Companies can find success on TikTok by thinking like creators, rather than like companies:
- Deputize a “face of the company” for your brand, like the founder, so users are connecting with an individual versus a nebulous company.
- Embed your products within existing trends, meme formats, and popular songs.
- Opt for clips that feel authentic and story-centered instead of workshopped and polished videos that feel like marketing.
3. Partner with creators and influencers
While influencer marketing can be expensive, micro-influencers are a viable option, with TikTok finding that 72% of respondents feel ordinary content creators are more interesting than celebrities. With the countless niches on TikTok—from cooking to cleaning to studying—finding an aligned creator is within reach for businesses.
💡 Advice on working with influencers

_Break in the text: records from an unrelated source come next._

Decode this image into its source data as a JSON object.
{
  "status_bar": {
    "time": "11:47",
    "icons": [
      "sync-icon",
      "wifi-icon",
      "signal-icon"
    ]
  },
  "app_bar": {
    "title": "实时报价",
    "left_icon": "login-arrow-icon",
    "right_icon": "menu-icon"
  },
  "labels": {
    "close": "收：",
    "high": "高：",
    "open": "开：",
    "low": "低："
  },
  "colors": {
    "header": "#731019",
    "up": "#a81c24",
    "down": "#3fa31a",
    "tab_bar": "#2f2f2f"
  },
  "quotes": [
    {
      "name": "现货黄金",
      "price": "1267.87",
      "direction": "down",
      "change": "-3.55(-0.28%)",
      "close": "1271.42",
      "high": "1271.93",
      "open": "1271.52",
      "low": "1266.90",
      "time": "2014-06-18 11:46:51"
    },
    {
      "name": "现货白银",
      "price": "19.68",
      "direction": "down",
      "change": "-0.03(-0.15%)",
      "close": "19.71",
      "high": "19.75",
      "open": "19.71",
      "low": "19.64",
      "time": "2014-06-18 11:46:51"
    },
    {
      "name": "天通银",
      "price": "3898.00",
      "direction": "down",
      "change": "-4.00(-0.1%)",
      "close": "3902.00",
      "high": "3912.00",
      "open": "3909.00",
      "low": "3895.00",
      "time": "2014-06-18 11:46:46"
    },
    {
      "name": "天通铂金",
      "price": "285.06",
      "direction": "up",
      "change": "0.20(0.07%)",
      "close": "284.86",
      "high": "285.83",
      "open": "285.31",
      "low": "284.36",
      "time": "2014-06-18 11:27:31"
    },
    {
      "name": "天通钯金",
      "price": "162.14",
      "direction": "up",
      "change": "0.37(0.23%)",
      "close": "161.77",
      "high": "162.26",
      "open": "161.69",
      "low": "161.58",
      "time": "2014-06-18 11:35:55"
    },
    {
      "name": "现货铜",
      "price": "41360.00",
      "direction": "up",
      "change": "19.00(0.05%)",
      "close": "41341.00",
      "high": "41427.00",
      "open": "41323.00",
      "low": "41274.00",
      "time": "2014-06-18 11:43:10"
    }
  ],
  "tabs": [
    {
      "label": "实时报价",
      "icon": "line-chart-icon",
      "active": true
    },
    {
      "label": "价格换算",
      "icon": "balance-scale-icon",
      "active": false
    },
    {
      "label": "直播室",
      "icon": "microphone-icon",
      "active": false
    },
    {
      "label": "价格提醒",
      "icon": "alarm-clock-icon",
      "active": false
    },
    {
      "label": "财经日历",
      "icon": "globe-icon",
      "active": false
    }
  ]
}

Working with online influencers can be an effective marketing strategy to find new customers and make sales. Read these resources to learn more on the power of influencer marketing and how to find the best creators to work with your brand:
4. Take advantage of TikTok shopping features for your business
The community of creators on TikTok was already driving product discovery, purchase consideration, and sales off the platform. But TikTok’s addition of ecommerce tools point to the transformation of the platform from a brand consideration platform to a full-fledged sales platform.
In August 2021, Shopify announced a partnership with TikTok—TikTok Shopping—allowing Shopify merchants with a TikTok for Business account to add a shopping tab to their TikTok page, creating a mini-storefront where users can buy products directly.
Shopify and TikTok have also partnered to bring product links to Shopify merchants, allowing them to tag products in organic TiKTok videos that link either to the merchant's online storefront on TikTok or directly to their online store.
💡 More on TikTok shopping and using TikTok for your business
Get your business started on TikTok with advice on everything from advertising on the platform to creating a full-fledged marketing strategy.
Social commerce combines content, creators, and commerce to create immersive shopping experiences that feel more organic for users. The trends we’re observing points to the decentralization of online commerce. We’re moving toward a future where products—makeup items, tech gadgets, cooking utensils—can be readily purchased anywhere on the web, not just online shops.
Increasingly, we’ll see shopping experiences embedded within familiar and new online formats live alongside communities we’re a part of online and the content we consume and engage with. In short, ecommerce will live across the internet and entrepreneurs will find new ways to make money online.
On the crowded internet, #TikTokMadeMeBuyIt and the over 16 billion views across the hashtag point to the power of the platform to help consumers discover items they otherwise wouldn’t and help businesses put their products in front of new audiences.
Data graphics created by Datalands for Shopify.